YOUR INSTRUCTIONS ::
If a record holds a picture, drop the picture and copy everything else exactly.

THE RECORDS ::
--------------------

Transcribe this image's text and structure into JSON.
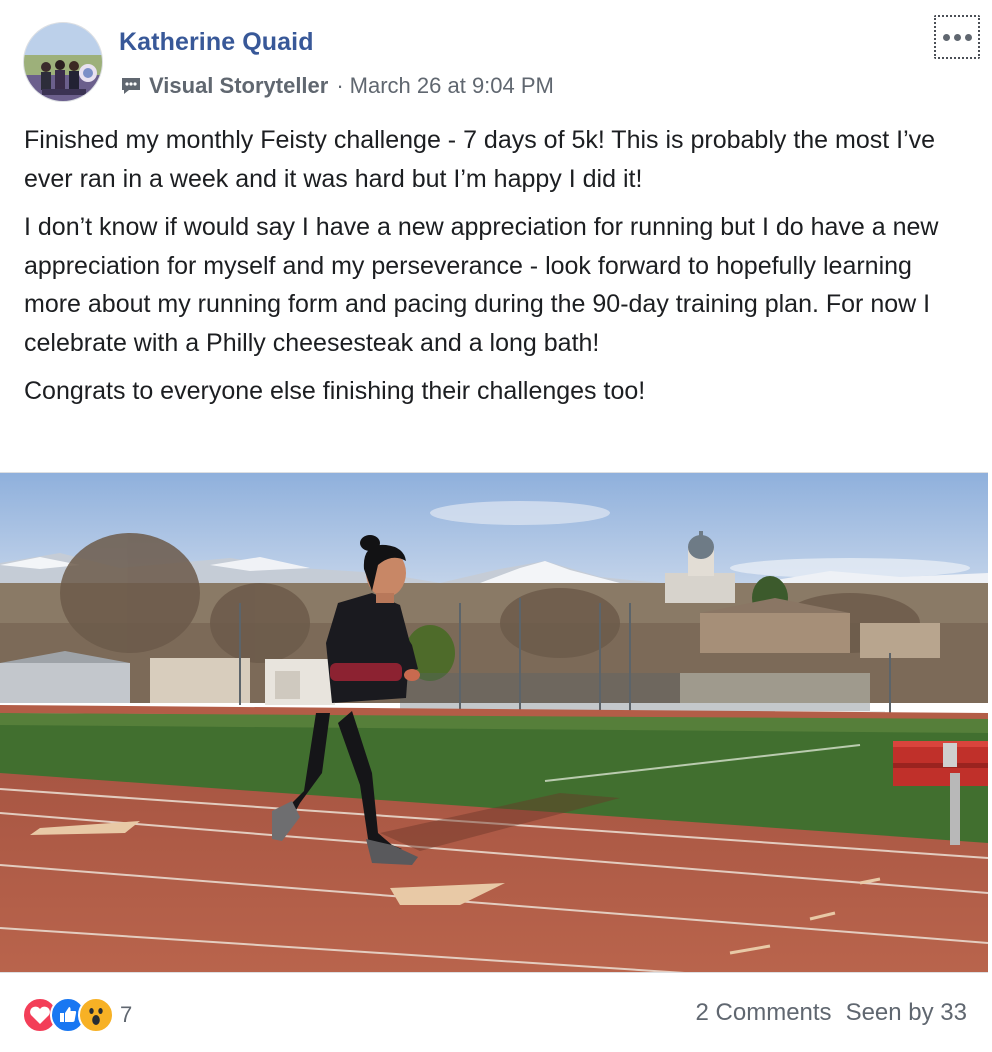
{
  "post": {
    "author": "Katherine Quaid",
    "badge_label": "Visual Storyteller",
    "badge_icon": "speech-bubble-icon",
    "separator": "·",
    "timestamp": "March 26 at 9:04 PM",
    "more_icon": "more-options-icon",
    "paragraphs": [
      "Finished my monthly Feisty challenge - 7 days of 5k! This is probably the most I’ve ever ran in a week and it was hard but I’m happy I did it!",
      "I don’t know if would say I have a new appreciation for running but I do have a new appreciation for myself and my perseverance - look forward to hopefully learning more about my running form and pacing during the 90-day training plan. For now I celebrate with a Philly cheesesteak and a long bath!",
      "Congrats to everyone else finishing their challenges too!"
    ]
  },
  "footer": {
    "reactions": [
      "love-reaction-icon",
      "like-reaction-icon",
      "wow-reaction-icon"
    ],
    "reaction_count": "7",
    "comments": "2 Comments",
    "seen_by": "Seen by 33"
  },
  "colors": {
    "author_link": "#385898",
    "secondary_text": "#606770",
    "love": "#f33e58",
    "like": "#1877f2",
    "wow": "#f7b125",
    "track": "#b55a45",
    "grass": "#3f6b2a",
    "sky": "#a9c4e4"
  }
}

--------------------

RESPONSE TO THIS TASK ::
Transcribe this image's text and structure into JSON.
{
  "post": {
    "author": "Katherine Quaid",
    "badge_label": "Visual Storyteller",
    "badge_icon": "speech-bubble-icon",
    "separator": "·",
    "timestamp": "March 26 at 9:04 PM",
    "more_icon": "more-options-icon",
    "paragraphs": [
      "Finished my monthly Feisty challenge - 7 days of 5k! This is probably the most I’ve ever ran in a week and it was hard but I’m happy I did it!",
      "I don’t know if would say I have a new appreciation for running but I do have a new appreciation for myself and my perseverance - look forward to hopefully learning more about my running form and pacing during the 90-day training plan. For now I celebrate with a Philly cheesesteak and a long bath!",
      "Congrats to everyone else finishing their challenges too!"
    ]
  },
  "footer": {
    "reactions": [
      "love-reaction-icon",
      "like-reaction-icon",
      "wow-reaction-icon"
    ],
    "reaction_count": "7",
    "comments": "2 Comments",
    "seen_by": "Seen by 33"
  },
  "colors": {
    "author_link": "#385898",
    "secondary_text": "#606770",
    "love": "#f33e58",
    "like": "#1877f2",
    "wow": "#f7b125",
    "track": "#b55a45",
    "grass": "#3f6b2a",
    "sky": "#a9c4e4"
  }
}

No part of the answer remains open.